[PROVIDED RECORDS Boundary: Start]

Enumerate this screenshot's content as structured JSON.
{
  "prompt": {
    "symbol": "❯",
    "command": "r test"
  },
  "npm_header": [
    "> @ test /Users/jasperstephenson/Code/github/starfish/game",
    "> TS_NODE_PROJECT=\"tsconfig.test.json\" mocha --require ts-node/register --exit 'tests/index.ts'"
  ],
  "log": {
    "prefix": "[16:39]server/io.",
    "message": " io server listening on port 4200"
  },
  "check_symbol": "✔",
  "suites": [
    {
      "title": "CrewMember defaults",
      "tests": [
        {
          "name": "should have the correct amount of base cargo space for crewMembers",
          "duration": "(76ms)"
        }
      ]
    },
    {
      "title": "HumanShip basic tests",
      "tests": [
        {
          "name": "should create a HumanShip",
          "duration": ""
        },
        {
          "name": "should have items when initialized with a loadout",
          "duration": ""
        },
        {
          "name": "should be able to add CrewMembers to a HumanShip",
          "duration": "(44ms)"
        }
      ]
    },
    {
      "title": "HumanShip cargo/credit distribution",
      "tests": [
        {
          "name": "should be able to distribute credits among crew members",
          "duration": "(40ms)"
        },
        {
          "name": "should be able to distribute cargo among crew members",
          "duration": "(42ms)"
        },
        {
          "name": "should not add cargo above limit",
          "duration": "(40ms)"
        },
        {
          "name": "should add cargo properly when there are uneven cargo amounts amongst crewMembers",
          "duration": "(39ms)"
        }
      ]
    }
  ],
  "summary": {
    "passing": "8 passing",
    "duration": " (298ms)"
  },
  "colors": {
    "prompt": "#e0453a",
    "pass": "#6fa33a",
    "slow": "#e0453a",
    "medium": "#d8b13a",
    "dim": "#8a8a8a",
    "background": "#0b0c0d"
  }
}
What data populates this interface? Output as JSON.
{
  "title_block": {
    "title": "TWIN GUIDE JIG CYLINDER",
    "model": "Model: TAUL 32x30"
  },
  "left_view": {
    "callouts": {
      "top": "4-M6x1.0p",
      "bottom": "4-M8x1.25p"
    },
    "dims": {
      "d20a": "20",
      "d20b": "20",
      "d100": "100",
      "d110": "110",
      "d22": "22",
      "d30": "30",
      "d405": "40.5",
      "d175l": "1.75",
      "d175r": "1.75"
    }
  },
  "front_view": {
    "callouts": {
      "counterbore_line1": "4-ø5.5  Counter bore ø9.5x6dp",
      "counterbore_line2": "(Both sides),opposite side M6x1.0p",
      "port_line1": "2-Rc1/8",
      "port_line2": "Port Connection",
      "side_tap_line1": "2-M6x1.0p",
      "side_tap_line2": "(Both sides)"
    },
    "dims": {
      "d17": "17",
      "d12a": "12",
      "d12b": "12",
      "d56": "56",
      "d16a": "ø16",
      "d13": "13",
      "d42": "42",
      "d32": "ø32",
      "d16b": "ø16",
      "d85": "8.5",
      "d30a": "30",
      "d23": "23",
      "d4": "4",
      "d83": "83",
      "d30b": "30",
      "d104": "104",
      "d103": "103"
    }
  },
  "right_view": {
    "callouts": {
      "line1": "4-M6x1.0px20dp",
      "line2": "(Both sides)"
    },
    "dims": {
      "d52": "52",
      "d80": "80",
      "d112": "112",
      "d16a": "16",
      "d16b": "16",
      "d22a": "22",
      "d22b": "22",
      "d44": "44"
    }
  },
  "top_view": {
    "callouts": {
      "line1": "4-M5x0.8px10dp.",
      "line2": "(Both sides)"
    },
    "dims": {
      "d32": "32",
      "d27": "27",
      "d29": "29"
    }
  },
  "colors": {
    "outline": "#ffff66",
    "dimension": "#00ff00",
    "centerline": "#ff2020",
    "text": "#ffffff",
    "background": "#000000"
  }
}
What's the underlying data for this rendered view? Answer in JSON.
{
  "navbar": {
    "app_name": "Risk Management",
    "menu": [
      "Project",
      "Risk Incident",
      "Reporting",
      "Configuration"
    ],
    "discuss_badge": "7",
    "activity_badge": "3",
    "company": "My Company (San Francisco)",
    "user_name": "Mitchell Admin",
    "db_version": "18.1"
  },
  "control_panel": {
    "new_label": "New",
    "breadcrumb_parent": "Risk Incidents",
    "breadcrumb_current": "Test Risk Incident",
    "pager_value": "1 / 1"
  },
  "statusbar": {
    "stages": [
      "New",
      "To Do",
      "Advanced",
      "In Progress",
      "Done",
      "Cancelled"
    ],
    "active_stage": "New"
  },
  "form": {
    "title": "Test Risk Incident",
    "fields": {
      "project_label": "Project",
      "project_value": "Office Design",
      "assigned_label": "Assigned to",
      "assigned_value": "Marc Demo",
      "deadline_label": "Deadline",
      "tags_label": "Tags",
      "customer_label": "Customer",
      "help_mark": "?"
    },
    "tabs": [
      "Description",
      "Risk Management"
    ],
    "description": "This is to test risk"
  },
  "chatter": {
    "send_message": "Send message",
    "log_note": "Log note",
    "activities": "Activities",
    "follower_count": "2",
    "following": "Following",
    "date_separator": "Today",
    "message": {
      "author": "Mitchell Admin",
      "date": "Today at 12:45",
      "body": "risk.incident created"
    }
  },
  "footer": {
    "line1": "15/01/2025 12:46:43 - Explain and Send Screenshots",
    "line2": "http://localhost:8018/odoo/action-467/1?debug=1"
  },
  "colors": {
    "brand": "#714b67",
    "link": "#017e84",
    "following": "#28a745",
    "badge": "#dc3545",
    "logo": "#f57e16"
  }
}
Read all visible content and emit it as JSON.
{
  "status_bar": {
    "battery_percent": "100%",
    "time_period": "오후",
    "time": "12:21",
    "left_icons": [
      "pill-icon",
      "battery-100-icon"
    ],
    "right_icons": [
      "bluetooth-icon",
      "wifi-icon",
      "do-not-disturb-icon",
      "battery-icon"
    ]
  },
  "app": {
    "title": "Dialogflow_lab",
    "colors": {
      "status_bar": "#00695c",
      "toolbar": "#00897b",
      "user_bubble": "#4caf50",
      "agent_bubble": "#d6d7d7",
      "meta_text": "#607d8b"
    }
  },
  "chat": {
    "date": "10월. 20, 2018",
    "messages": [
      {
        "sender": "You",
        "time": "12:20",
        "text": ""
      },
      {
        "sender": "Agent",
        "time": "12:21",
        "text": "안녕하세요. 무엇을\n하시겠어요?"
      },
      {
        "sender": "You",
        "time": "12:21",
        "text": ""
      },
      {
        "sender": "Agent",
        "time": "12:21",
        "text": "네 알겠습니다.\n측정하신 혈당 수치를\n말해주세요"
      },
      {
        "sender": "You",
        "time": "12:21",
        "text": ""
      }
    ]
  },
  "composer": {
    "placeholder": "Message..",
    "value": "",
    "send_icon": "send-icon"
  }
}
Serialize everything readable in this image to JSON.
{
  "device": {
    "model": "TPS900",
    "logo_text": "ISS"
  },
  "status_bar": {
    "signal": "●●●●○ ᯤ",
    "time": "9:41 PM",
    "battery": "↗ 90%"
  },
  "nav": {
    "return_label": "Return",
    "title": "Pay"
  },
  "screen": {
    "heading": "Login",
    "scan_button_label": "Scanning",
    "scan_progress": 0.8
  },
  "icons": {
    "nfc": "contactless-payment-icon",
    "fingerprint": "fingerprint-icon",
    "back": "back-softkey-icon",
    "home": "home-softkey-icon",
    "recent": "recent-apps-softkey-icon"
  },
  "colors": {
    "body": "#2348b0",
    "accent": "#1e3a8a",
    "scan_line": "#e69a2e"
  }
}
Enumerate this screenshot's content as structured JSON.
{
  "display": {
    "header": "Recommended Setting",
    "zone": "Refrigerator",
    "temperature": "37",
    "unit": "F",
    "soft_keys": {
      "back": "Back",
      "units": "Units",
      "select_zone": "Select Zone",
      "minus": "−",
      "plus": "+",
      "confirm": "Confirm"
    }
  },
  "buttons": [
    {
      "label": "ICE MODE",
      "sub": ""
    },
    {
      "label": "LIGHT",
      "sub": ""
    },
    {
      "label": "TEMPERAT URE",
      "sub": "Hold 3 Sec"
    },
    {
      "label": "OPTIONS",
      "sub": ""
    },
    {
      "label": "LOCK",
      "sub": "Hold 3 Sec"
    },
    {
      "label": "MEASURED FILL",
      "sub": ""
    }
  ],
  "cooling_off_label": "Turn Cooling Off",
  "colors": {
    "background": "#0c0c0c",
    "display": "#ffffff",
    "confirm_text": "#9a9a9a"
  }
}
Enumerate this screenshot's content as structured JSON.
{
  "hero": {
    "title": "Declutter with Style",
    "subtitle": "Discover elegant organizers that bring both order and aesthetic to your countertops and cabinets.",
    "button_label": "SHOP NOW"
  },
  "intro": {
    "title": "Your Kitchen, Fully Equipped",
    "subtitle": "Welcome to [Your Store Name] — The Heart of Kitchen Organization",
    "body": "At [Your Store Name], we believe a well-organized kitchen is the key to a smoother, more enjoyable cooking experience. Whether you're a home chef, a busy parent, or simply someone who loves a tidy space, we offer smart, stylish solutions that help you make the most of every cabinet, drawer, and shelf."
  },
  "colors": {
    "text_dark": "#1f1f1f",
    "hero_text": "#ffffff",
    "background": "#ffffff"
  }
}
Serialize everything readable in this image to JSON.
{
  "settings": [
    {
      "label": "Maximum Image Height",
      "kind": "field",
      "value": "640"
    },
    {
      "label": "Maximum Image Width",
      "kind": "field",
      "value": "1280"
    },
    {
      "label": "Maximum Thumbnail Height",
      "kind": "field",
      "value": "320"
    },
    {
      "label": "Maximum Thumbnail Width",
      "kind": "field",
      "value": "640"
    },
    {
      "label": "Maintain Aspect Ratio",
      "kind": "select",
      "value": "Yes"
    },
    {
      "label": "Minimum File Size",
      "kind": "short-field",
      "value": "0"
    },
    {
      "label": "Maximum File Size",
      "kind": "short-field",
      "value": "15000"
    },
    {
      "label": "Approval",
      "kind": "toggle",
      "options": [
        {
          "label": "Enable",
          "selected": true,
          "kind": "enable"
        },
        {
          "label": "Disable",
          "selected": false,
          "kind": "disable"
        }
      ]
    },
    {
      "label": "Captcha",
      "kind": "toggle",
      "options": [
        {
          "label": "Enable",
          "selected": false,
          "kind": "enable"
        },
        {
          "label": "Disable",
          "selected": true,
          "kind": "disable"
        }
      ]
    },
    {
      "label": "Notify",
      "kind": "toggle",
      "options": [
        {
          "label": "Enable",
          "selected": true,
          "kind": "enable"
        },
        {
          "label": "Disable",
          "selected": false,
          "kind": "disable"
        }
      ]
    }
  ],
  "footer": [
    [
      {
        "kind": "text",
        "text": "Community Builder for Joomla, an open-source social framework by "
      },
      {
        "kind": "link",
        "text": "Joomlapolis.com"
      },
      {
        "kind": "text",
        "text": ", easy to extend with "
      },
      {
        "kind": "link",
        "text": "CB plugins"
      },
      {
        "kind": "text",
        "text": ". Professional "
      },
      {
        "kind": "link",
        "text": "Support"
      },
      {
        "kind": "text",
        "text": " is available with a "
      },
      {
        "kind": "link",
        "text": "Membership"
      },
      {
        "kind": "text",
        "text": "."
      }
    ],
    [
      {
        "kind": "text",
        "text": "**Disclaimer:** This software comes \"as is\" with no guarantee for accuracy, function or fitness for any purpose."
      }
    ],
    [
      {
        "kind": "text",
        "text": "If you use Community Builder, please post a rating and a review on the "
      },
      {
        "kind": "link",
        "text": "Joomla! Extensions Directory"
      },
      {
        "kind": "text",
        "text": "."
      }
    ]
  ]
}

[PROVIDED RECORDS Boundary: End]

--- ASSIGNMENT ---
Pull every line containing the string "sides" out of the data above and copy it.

--- ANSWER BOX ---
      "counterbore_line2": "(Both sides),opposite side M6x1.0p",
      "side_tap_line2": "(Both sides)"
      "line2": "(Both sides)"
      "line2": "(Both sides)"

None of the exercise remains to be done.